If anyone despises being cold, it’s me. That’s mainly why I left behind those midwest winters long ago in exchange for the sunny Arizona desert and currently, the Southern California coast.
It wasn’t until I came across a podcast episode featuring the legendary Wim Hoff, that I found myself super fascinated by the benefits of cold water therapy. In the interview, I heard him testifying to all things cold temps and what it can do to serve our bodies and minds in incredible ways – including supporting a healthy lymphatic system, reducing inflammation and speeding up cell recovery. The cold can also aid in fighting depression and anxiety, and the list goes on.
After dabbling into some more research on the topic, I started thinking that maybe I could overcome my hesitations regarding my relationship with cold temps after all. So I did what any girl in my shoes would do – I hopped in the shower.
I won’t beat around the bush, cold showers on cold mornings, when getting out of your warm, cozy bed can already be a challenge, aren’t exactly enticing. Something that I found to be helpful and motivating is starting your shower with your temperature of choice and then towards the last couple minutes, turn that dial to as cold as you can handle it – and breathe through the discomfort. 😉
I recommend working up to your desired time when starting your cold showers. As a novice the first week, I started off at a modest 30 seconds and finally worked my way up to one minute – it was the longest minute of my life, if I’m being honest. By week 2 I was hitting that recommended 2-minute mark and my time’s been climbing since. I really started to notice a difference in the effectiveness of the practice once I passed that 2-minute mark. I was energized before I even reached for my coffee (and don’t worry your lips will return to their original color if you just give it an hour or two).

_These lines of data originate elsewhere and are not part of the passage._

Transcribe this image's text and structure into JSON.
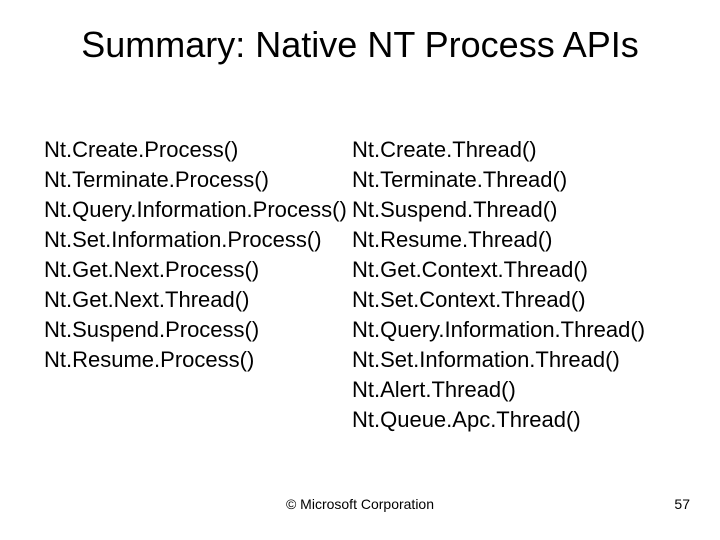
{
  "title": "Summary: Native NT Process APIs",
  "left_items": [
    "Nt.Create.Process()",
    "Nt.Terminate.Process()",
    "Nt.Query.Information.Process()",
    "Nt.Set.Information.Process()",
    "Nt.Get.Next.Process()",
    "Nt.Get.Next.Thread()",
    "Nt.Suspend.Process()",
    "Nt.Resume.Process()"
  ],
  "right_items": [
    "Nt.Create.Thread()",
    "Nt.Terminate.Thread()",
    "Nt.Suspend.Thread()",
    "Nt.Resume.Thread()",
    "Nt.Get.Context.Thread()",
    "Nt.Set.Context.Thread()",
    "Nt.Query.Information.Thread()",
    "Nt.Set.Information.Thread()",
    "Nt.Alert.Thread()",
    "Nt.Queue.Apc.Thread()"
  ],
  "footer_center": "© Microsoft Corporation",
  "footer_right": "57"
}
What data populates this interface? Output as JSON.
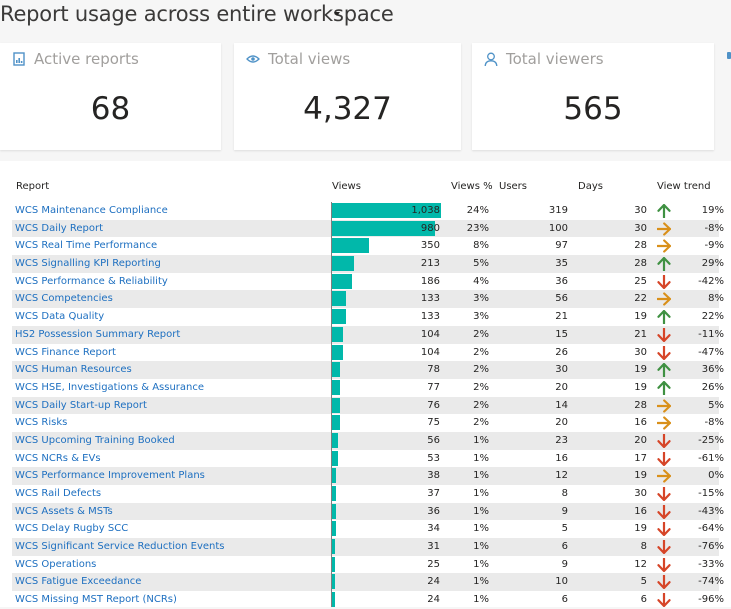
{
  "title": "Report usage across entire workspace",
  "cards": [
    {
      "label": "Active reports",
      "value": "68",
      "icon": "report-icon"
    },
    {
      "label": "Total views",
      "value": "4,327",
      "icon": "eye-icon"
    },
    {
      "label": "Total viewers",
      "value": "565",
      "icon": "person-icon"
    }
  ],
  "table": {
    "columns": {
      "report": "Report",
      "views": "Views",
      "views_pct": "Views %",
      "users": "Users",
      "days": "Days",
      "trend": "View trend"
    },
    "sorted_by": "Views",
    "max_views": 1038,
    "colors": {
      "bar": "#01b8aa",
      "up": "#3f9142",
      "flat": "#d9901a",
      "down": "#d64528",
      "link": "#1d6fc0"
    },
    "rows": [
      {
        "report": "WCS Maintenance Compliance",
        "views": "1,038",
        "views_value": 1038,
        "views_pct": "24%",
        "users": "319",
        "days": "30",
        "trend": "up",
        "trend_pct": "19%"
      },
      {
        "report": "WCS Daily Report",
        "views": "980",
        "views_value": 980,
        "views_pct": "23%",
        "users": "100",
        "days": "30",
        "trend": "flat",
        "trend_pct": "-8%"
      },
      {
        "report": "WCS Real Time Performance",
        "views": "350",
        "views_value": 350,
        "views_pct": "8%",
        "users": "97",
        "days": "28",
        "trend": "flat",
        "trend_pct": "-9%"
      },
      {
        "report": "WCS Signalling KPI Reporting",
        "views": "213",
        "views_value": 213,
        "views_pct": "5%",
        "users": "35",
        "days": "28",
        "trend": "up",
        "trend_pct": "29%"
      },
      {
        "report": "WCS Performance & Reliability",
        "views": "186",
        "views_value": 186,
        "views_pct": "4%",
        "users": "36",
        "days": "25",
        "trend": "down",
        "trend_pct": "-42%"
      },
      {
        "report": "WCS Competencies",
        "views": "133",
        "views_value": 133,
        "views_pct": "3%",
        "users": "56",
        "days": "22",
        "trend": "flat",
        "trend_pct": "8%"
      },
      {
        "report": "WCS Data Quality",
        "views": "133",
        "views_value": 133,
        "views_pct": "3%",
        "users": "21",
        "days": "19",
        "trend": "up",
        "trend_pct": "22%"
      },
      {
        "report": "HS2 Possession Summary Report",
        "views": "104",
        "views_value": 104,
        "views_pct": "2%",
        "users": "15",
        "days": "21",
        "trend": "down",
        "trend_pct": "-11%"
      },
      {
        "report": "WCS Finance Report",
        "views": "104",
        "views_value": 104,
        "views_pct": "2%",
        "users": "26",
        "days": "30",
        "trend": "down",
        "trend_pct": "-47%"
      },
      {
        "report": "WCS Human Resources",
        "views": "78",
        "views_value": 78,
        "views_pct": "2%",
        "users": "30",
        "days": "19",
        "trend": "up",
        "trend_pct": "36%"
      },
      {
        "report": "WCS HSE, Investigations & Assurance",
        "views": "77",
        "views_value": 77,
        "views_pct": "2%",
        "users": "20",
        "days": "19",
        "trend": "up",
        "trend_pct": "26%"
      },
      {
        "report": "WCS Daily Start-up Report",
        "views": "76",
        "views_value": 76,
        "views_pct": "2%",
        "users": "14",
        "days": "28",
        "trend": "flat",
        "trend_pct": "5%"
      },
      {
        "report": "WCS Risks",
        "views": "75",
        "views_value": 75,
        "views_pct": "2%",
        "users": "20",
        "days": "16",
        "trend": "flat",
        "trend_pct": "-8%"
      },
      {
        "report": "WCS Upcoming Training Booked",
        "views": "56",
        "views_value": 56,
        "views_pct": "1%",
        "users": "23",
        "days": "20",
        "trend": "down",
        "trend_pct": "-25%"
      },
      {
        "report": "WCS NCRs & EVs",
        "views": "53",
        "views_value": 53,
        "views_pct": "1%",
        "users": "16",
        "days": "17",
        "trend": "down",
        "trend_pct": "-61%"
      },
      {
        "report": "WCS Performance Improvement Plans",
        "views": "38",
        "views_value": 38,
        "views_pct": "1%",
        "users": "12",
        "days": "19",
        "trend": "flat",
        "trend_pct": "0%"
      },
      {
        "report": "WCS Rail Defects",
        "views": "37",
        "views_value": 37,
        "views_pct": "1%",
        "users": "8",
        "days": "30",
        "trend": "down",
        "trend_pct": "-15%"
      },
      {
        "report": "WCS Assets & MSTs",
        "views": "36",
        "views_value": 36,
        "views_pct": "1%",
        "users": "9",
        "days": "16",
        "trend": "down",
        "trend_pct": "-43%"
      },
      {
        "report": "WCS Delay Rugby SCC",
        "views": "34",
        "views_value": 34,
        "views_pct": "1%",
        "users": "5",
        "days": "19",
        "trend": "down",
        "trend_pct": "-64%"
      },
      {
        "report": "WCS Significant Service Reduction Events",
        "views": "31",
        "views_value": 31,
        "views_pct": "1%",
        "users": "6",
        "days": "8",
        "trend": "down",
        "trend_pct": "-76%"
      },
      {
        "report": "WCS Operations",
        "views": "25",
        "views_value": 25,
        "views_pct": "1%",
        "users": "9",
        "days": "12",
        "trend": "down",
        "trend_pct": "-33%"
      },
      {
        "report": "WCS Fatigue Exceedance",
        "views": "24",
        "views_value": 24,
        "views_pct": "1%",
        "users": "10",
        "days": "5",
        "trend": "down",
        "trend_pct": "-74%"
      },
      {
        "report": "WCS Missing MST Report (NCRs)",
        "views": "24",
        "views_value": 24,
        "views_pct": "1%",
        "users": "6",
        "days": "6",
        "trend": "down",
        "trend_pct": "-96%"
      }
    ]
  }
}
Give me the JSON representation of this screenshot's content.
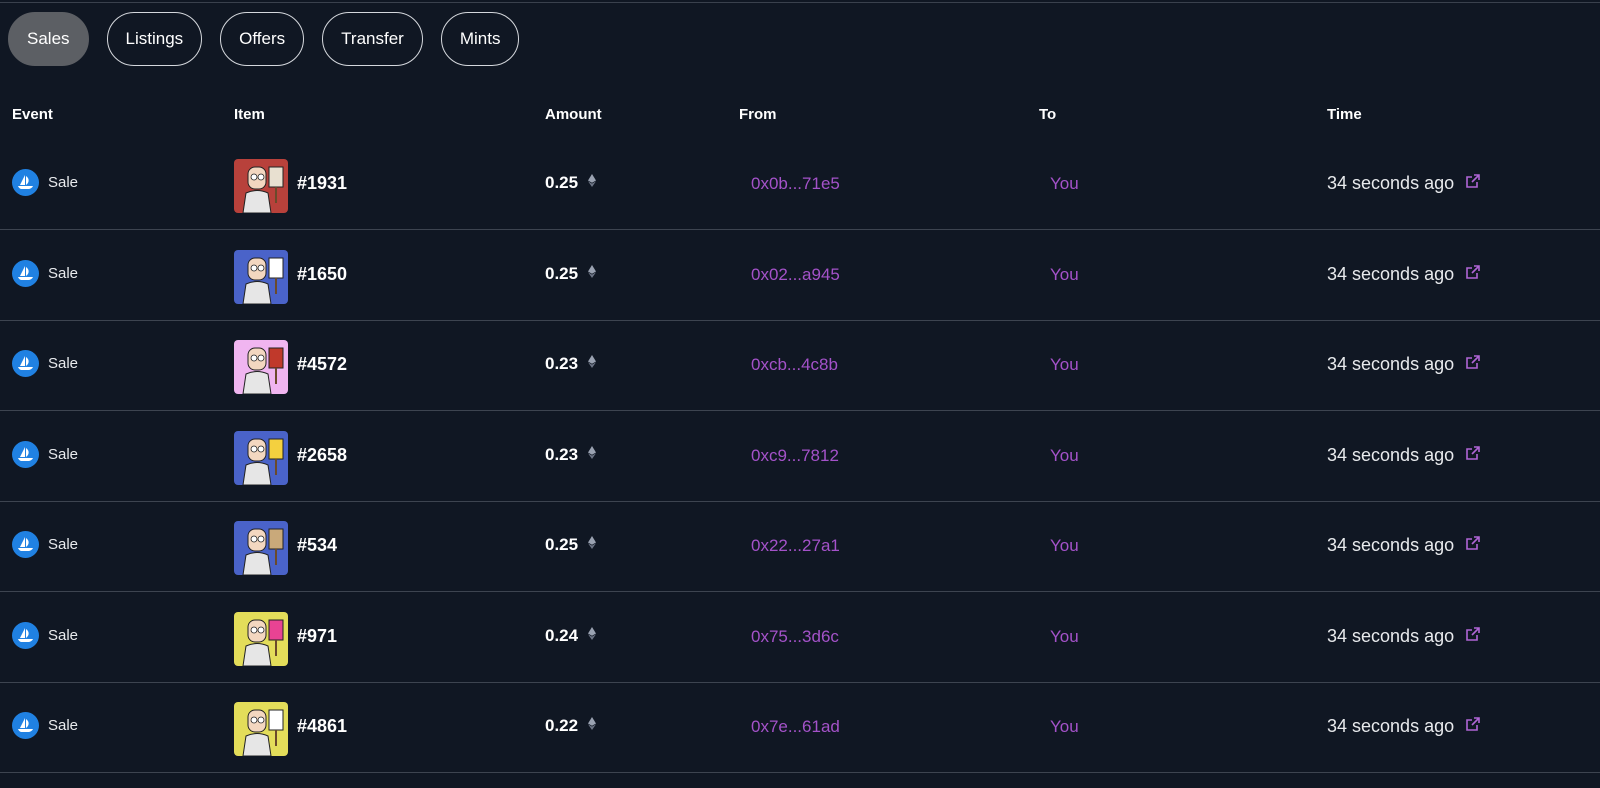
{
  "tabs": [
    {
      "label": "Sales",
      "active": true
    },
    {
      "label": "Listings",
      "active": false
    },
    {
      "label": "Offers",
      "active": false
    },
    {
      "label": "Transfer",
      "active": false
    },
    {
      "label": "Mints",
      "active": false
    }
  ],
  "headers": {
    "event": "Event",
    "item": "Item",
    "amount": "Amount",
    "from": "From",
    "to": "To",
    "time": "Time"
  },
  "colors": {
    "background": "#101723",
    "link": "#a452c9",
    "opensea_blue": "#2081e2",
    "active_tab": "#5c5f64"
  },
  "rows": [
    {
      "event": "Sale",
      "item": "#1931",
      "amount": "0.25",
      "from": "0x0b...71e5",
      "to": "You",
      "time": "34 seconds ago",
      "thumb_bg": "#b8413b",
      "thumb_accent": "#e8e0d0"
    },
    {
      "event": "Sale",
      "item": "#1650",
      "amount": "0.25",
      "from": "0x02...a945",
      "to": "You",
      "time": "34 seconds ago",
      "thumb_bg": "#4a63c9",
      "thumb_accent": "#ffffff"
    },
    {
      "event": "Sale",
      "item": "#4572",
      "amount": "0.23",
      "from": "0xcb...4c8b",
      "to": "You",
      "time": "34 seconds ago",
      "thumb_bg": "#f0b5f0",
      "thumb_accent": "#c0392b"
    },
    {
      "event": "Sale",
      "item": "#2658",
      "amount": "0.23",
      "from": "0xc9...7812",
      "to": "You",
      "time": "34 seconds ago",
      "thumb_bg": "#4a63c9",
      "thumb_accent": "#f4d03f"
    },
    {
      "event": "Sale",
      "item": "#534",
      "amount": "0.25",
      "from": "0x22...27a1",
      "to": "You",
      "time": "34 seconds ago",
      "thumb_bg": "#4a63c9",
      "thumb_accent": "#c9a97a"
    },
    {
      "event": "Sale",
      "item": "#971",
      "amount": "0.24",
      "from": "0x75...3d6c",
      "to": "You",
      "time": "34 seconds ago",
      "thumb_bg": "#e3dd5a",
      "thumb_accent": "#e84393"
    },
    {
      "event": "Sale",
      "item": "#4861",
      "amount": "0.22",
      "from": "0x7e...61ad",
      "to": "You",
      "time": "34 seconds ago",
      "thumb_bg": "#e3dd5a",
      "thumb_accent": "#ffffff"
    }
  ]
}
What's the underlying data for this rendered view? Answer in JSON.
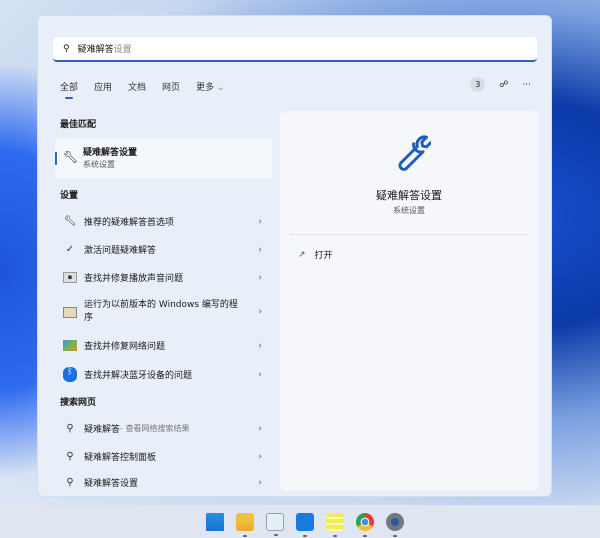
{
  "search": {
    "typed": "疑难解答",
    "suggestion": "设置"
  },
  "tabs": [
    {
      "label": "全部",
      "active": true
    },
    {
      "label": "应用"
    },
    {
      "label": "文档"
    },
    {
      "label": "网页"
    },
    {
      "label": "更多"
    }
  ],
  "toolbar": {
    "badge": "3",
    "more": "···"
  },
  "best_match": {
    "heading": "最佳匹配",
    "title": "疑难解答设置",
    "subtitle": "系统设置"
  },
  "settings": {
    "heading": "设置",
    "items": [
      {
        "label": "推荐的疑难解答首选项",
        "icon": "wrench-icon"
      },
      {
        "label": "激活问题疑难解答",
        "icon": "check-circle-icon"
      },
      {
        "label": "查找并修复播放声音问题",
        "icon": "audio-troubleshoot-icon"
      },
      {
        "label": "运行为以前版本的 Windows 编写的程序",
        "icon": "compatibility-icon"
      },
      {
        "label": "查找并修复网络问题",
        "icon": "network-icon"
      },
      {
        "label": "查找并解决蓝牙设备的问题",
        "icon": "bluetooth-icon"
      }
    ]
  },
  "web": {
    "heading": "搜索网页",
    "items": [
      {
        "label": "疑难解答",
        "sub": " - 查看网络搜索结果"
      },
      {
        "label": "疑难解答控制面板",
        "sub": ""
      },
      {
        "label": "疑难解答设置",
        "sub": ""
      }
    ]
  },
  "preview": {
    "title": "疑难解答设置",
    "subtitle": "系统设置",
    "action": "打开"
  },
  "accent": "#2b63c4",
  "taskbar": [
    "windows-start-icon",
    "file-explorer-icon",
    "photos-icon",
    "app-icon",
    "notes-icon",
    "chrome-icon",
    "settings-icon"
  ]
}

It’s important to note in your practice that you want to always end your showers with cold temps – especially for lymphatic benefit purposes.
Starting with the hot water will produce a rush from the inner organs out to your skin and when you switch to the cold water the process reverses, sending blood back to the inner organs in an attempt to regulate your core temperature. This helps to awaken both your blood and your lymph carrying away impurities from your body. Getting this particular system of our body moving is up to us as it’s not like our vascular system and needs reinforcement to keep it flowing, and cold water exposure is a way to do that along with exercise, dry brushing, etc. It really helped me to learn this information and visualize what was happening in my body while I stood naked, afraid and freezing.
One of my favorite outcomes of incorporating this practice has been that I typically have a lot of back pain from scoliosis that I haven’t noticed nearly as much lately. After reading up on why this would be I’m equating it to the endorphin rush from exposure to the cold that is a natural pain reliever and inflammation fighter.
All and all, incorporating cold water therapy for the last 6 weeks has proven to be really beneficial and I’m excited to keep it up. I find I feel mentally stronger and definitely notice improvements in pain management and energy. I highly recommend giving it a try and sliding into our comments below if you want to share about your experience with cold temps, too. 🙂